How long does a roof overlay last?

An overlap is a viable option if existing roofing materials have not yet overlapped. Home Reference, net points out that, on average, you can expect the overlap to last fifteen or sixteen years. Best case scenario is that your roof is in excellent condition (aside from surface damage) and is relatively new. If this is the case, the roof covering should last about 16 years.

While this doesn't have as long a lifespan as a new roof, at least it's in the stadium. Most roofs last between 15 and 30 years, and factors such as bad weather can significantly reduce their lifespan either way. However, in many cases, homeowners aren't dealing with this best-case scenario. If the repair is being carried out due to age or extensive damage, you may be redoing that work sooner than you think.

Longer lifespan: A new, properly installed tile roof can last 20 to 30 years, which means it could last a decade or more. A traditional asphalt roof has a lifespan of 12 to 20 years. While there are more high-end products that can last longer, this is the average. When the roofers tear off the entire roof, they have the opportunity to examine the terrace on which all those tiles sit.

During this process, they can evaluate your platform for potential problems, such as leaks or rotting. With overlapping, that process doesn't happen and can cause problems in the future. A roof covering is the process of adding a layer of shingles and waterproofing over an existing roof. It is most commonly used as a way to extend the life of a roof and save money by not paying the costs of removing and removing the old roof.

Providing Residential and Commercial Roofing Services in Denver, Colorado Springs and Fort Collins. The best scenario for an overlap is a solid cover; no previous or existing leaks; and a roof without side walls where flashings are needed to attach the roofing material to the exterior walls of the house. But if you overlap it, you cannot install a barrier against ice and water leaks, since it has to adhere directly to the wooden platform. So, if you have an ice dam in winter, you could easily travel under the deck and leak under the old roof.

The second layer is also more difficult to install correctly compared to new shingles. The flashing around roof penetrations and side walls can. In addition, depending on the size of your roof, you have added several tons of weight, which could pose a big problem if there is significant snow buildup. If there is any advantage to overlapping a roof, it is to save a little money.

But because of the amount of prep work involved in properly overlapping a roof, any savings are usually modest, perhaps 25 percent compared to a new roof. Shingles may not last as long, so the job may end up costing you more in the long run. Savings simply don't guarantee compromise on quality and potential risks. That said, overlapping asphalt shingles with a metal roof could be an option, provided there is no underlying damage.

Metal roofs offer energy savings, but cost more upfront than traditional asphalt shingles. They also last longer and resist bad weather better than roof tiles. No matter what type of roof you choose, be sure to tell your roofer to fix any underlying problems you have before installing any new roofs. The bottom line is that your roof is arguably the most important component of your home.
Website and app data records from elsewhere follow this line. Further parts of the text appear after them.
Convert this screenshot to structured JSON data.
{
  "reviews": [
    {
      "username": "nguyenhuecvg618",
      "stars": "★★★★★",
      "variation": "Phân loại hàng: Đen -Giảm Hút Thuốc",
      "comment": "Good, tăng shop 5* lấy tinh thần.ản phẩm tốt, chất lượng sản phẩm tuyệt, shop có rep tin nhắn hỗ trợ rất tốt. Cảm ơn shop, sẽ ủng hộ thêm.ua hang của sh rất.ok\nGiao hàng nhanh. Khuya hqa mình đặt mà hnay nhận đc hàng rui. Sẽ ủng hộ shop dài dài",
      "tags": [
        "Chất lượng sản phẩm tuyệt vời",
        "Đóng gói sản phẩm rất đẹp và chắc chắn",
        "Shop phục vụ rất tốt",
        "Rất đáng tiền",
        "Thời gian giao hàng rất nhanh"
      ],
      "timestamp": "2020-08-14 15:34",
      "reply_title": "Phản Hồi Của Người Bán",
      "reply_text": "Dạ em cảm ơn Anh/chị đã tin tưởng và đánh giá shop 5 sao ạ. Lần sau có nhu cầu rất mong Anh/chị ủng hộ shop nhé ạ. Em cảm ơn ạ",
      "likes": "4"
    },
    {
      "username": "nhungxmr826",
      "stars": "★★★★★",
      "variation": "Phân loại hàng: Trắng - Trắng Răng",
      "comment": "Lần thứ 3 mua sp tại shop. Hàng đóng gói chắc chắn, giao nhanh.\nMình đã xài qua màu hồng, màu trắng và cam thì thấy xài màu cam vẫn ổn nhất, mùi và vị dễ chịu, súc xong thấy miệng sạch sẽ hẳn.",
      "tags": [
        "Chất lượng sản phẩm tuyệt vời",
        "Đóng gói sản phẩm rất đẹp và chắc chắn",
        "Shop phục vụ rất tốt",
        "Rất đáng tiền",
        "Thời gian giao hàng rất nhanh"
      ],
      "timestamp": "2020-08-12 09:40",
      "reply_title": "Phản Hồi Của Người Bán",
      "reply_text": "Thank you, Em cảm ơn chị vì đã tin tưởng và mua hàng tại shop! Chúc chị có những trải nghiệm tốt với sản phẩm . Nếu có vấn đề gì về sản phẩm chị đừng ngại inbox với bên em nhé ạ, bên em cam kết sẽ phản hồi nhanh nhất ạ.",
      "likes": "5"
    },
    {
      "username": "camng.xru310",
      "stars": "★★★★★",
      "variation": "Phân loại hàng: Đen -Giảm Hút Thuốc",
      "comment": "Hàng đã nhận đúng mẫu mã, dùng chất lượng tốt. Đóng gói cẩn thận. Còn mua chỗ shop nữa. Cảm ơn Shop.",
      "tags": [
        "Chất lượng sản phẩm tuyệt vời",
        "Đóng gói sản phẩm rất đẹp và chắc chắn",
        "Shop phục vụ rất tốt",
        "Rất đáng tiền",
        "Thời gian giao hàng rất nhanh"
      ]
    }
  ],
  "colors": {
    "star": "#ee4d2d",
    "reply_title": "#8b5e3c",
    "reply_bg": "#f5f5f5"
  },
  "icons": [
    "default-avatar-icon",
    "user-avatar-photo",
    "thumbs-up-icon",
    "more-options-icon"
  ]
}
After all, it protects everything underneath, so it's not an area where you want to cut shortcuts. Weighing the modest savings against the possible uneven appearance, reduced life expectancy, and the risk of future leaks, I would advise against coating with new shingles. Find a quality roofing contractor who can assess the condition of your roof and get the job done right. Overlap the ceilings, analyze the difference between them and determine what can make one option more suitable for your home than the other.

Werner Roofing is proud to offer free roof inspections for every customer, so you can be sure of the condition of your roof. Those damaged shingles provide a poor foundation for new shingles, so your new roof could be noticeably defective, no matter how skilled your roofer is. Since metal is so light, you don't run as much of a risk of putting too big a load on your roof system. If prospective homeowners learn that you just added a new roof, they can expect to pay for the luxury of not replacing it themselves.

Your roofer won't need to rent a dumpster and deal with debris removal regulations, so you'll save on costs there, too. Since an overlap roof is made up of two layers of shingles, it traps much more heat and is prone to problems that can arise between the two layers. A roof covering involves placing new shingles and other materials directly on top of the existing roof, replacing the entire surface, but leaving the rest of the roof structure intact. Because you're paying more than the cost of new shingles when you factor in the cost of a new roof, the cost of replacing your roof with the starting method is higher than other methods.

Complete roof replacement will involve tearing off shingles and other structures and installing new materials. An overlap roof isn't the best option, and it's certainly not the right choice for everyone, but there are some situations where it can make sense. The finished roof covering will only look as good as the old one; drops and curls on the shingles will inform what the new shingles look like. During a takeoff, your roofer will have the opportunity to thoroughly examine all parts of your roof and make repairs to avoid any problems that develop before they cause serious damage.

Lower quality: For a roof to be as reliable as a tear, your current roof would need to be in near optimal condition. . .